Tumor varieties a. Notify me. Description Praise for the previous edition: Authored by a team of expert clinicians and neurosurgery trainees who earned top scores on their exams, this edition distills the current knowledge of the neurosciences and essential information for clinical practice. Six chapters provide comprehensive coverage of core concepts in anatomy, physiology, pathology, radiology, neurology, neurosurgery, and critical care. Features of the second edition: Concise descriptions aid rapid review of key concepts Bullet-point format enhances ease of use and facilitates comprehension Up-to-date coverage of classic symptoms and signs of common neurosurgical diseases Current information related to the genetic basis of neurosurgical conditions high-quality illustrations and images typical of those appearing on exams This superb review is an indispensable resource for neurosurgical residents preparing for the ABNS certification exam.

It is also ideal for clinicians seeking a refresher or for those preparing for recertification exams. Product details Format Paperback pages Dimensions x x Back cover copy Praise for the previous edition: Table of contents MARKETING HOOK - Summarizes key facts on the neurosurgery boards in less than pages, saving an individual the time and trouble of reviewing thousands of pages in the main texts - The Citow name has become synonymous with board review preparation in the neurosurgery world.

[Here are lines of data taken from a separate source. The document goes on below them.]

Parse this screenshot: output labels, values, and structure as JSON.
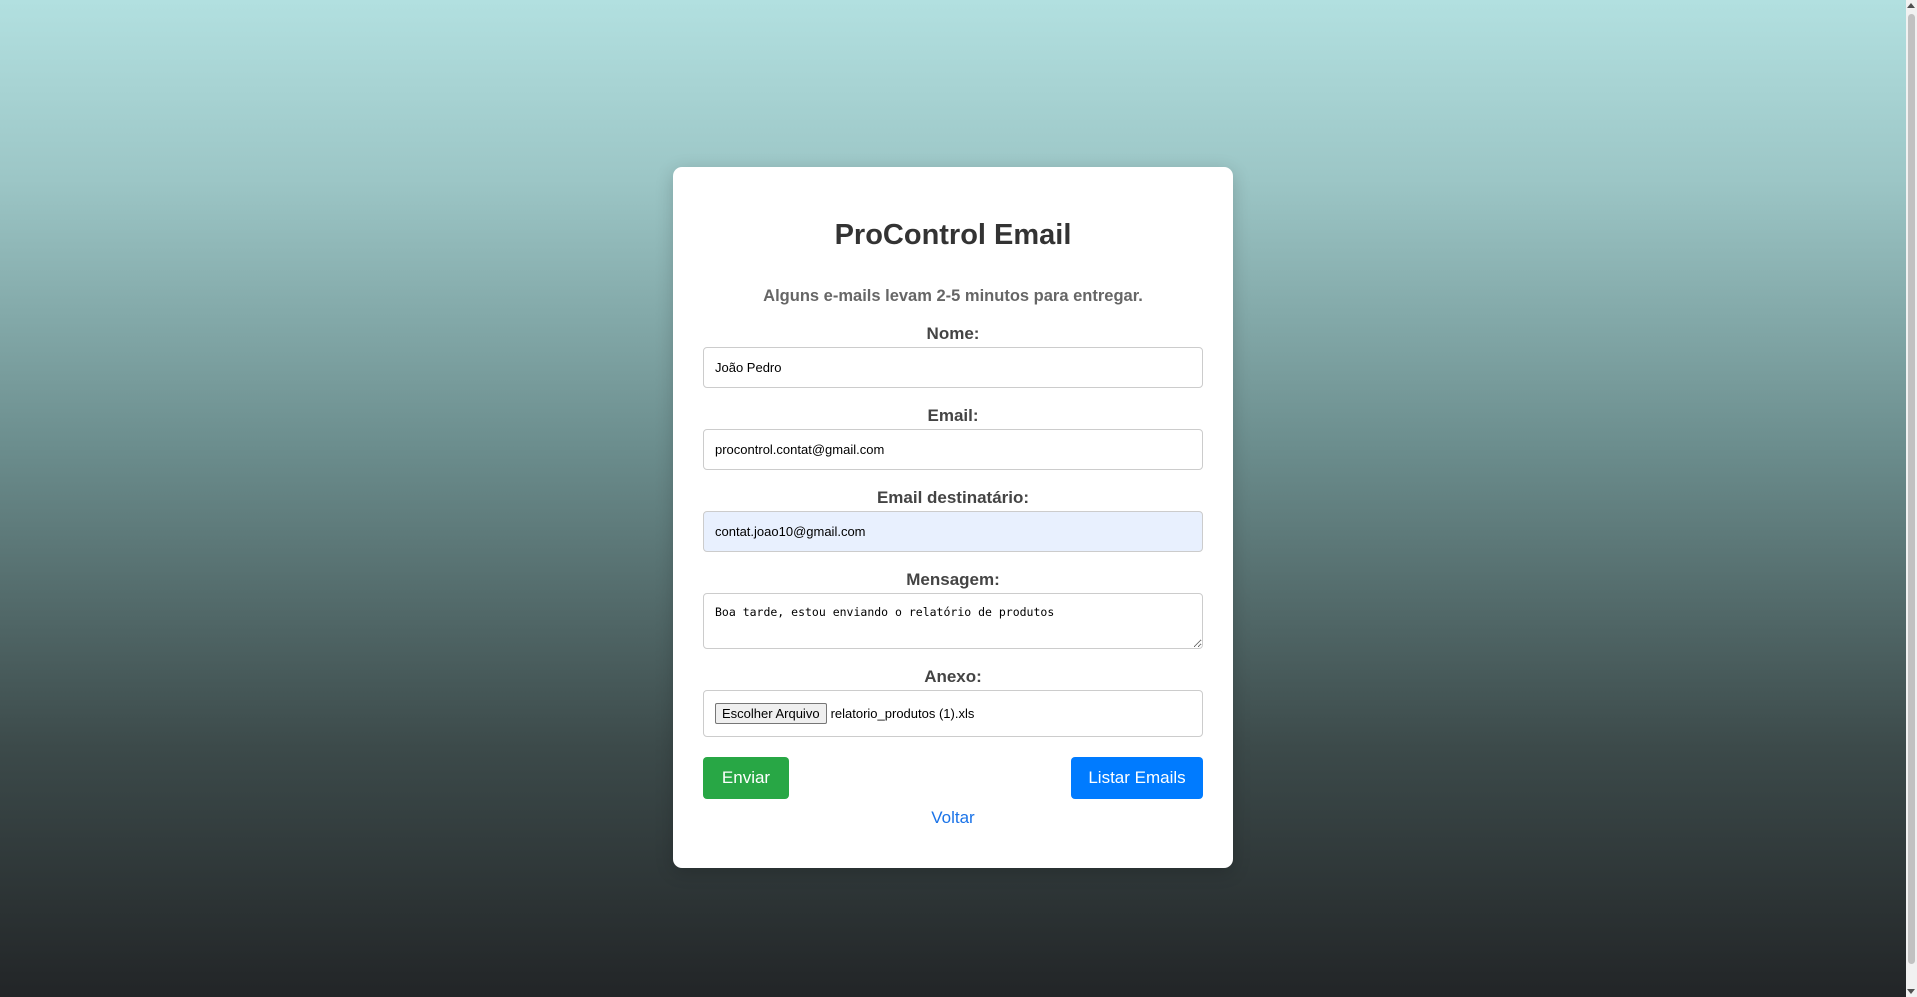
{
  "form": {
    "title": "ProControl Email",
    "subtitle": "Alguns e-mails levam 2-5 minutos para entregar.",
    "fields": {
      "nome": {
        "label": "Nome:",
        "value": "João Pedro"
      },
      "email": {
        "label": "Email:",
        "value": "procontrol.contat@gmail.com"
      },
      "destinatario": {
        "label": "Email destinatário:",
        "value": "contat.joao10@gmail.com"
      },
      "mensagem": {
        "label": "Mensagem:",
        "value": "Boa tarde, estou enviando o relatório de produtos"
      },
      "anexo": {
        "label": "Anexo:",
        "button_label": "Escolher Arquivo",
        "file_name": "relatorio_produtos (1).xls"
      }
    },
    "buttons": {
      "send_label": "Enviar",
      "list_label": "Listar Emails"
    },
    "back_link": "Voltar"
  },
  "colors": {
    "send_button": "#28a745",
    "list_button": "#007bff",
    "link": "#1a73e8",
    "autofill_bg": "#e8f0fe"
  }
}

Review quote Clear illustrations in color and monochrome The authors synthesize material from the major reference texts that residents generally use to study for the boards Citow, et al. Rating details. Book ratings by Goodreads.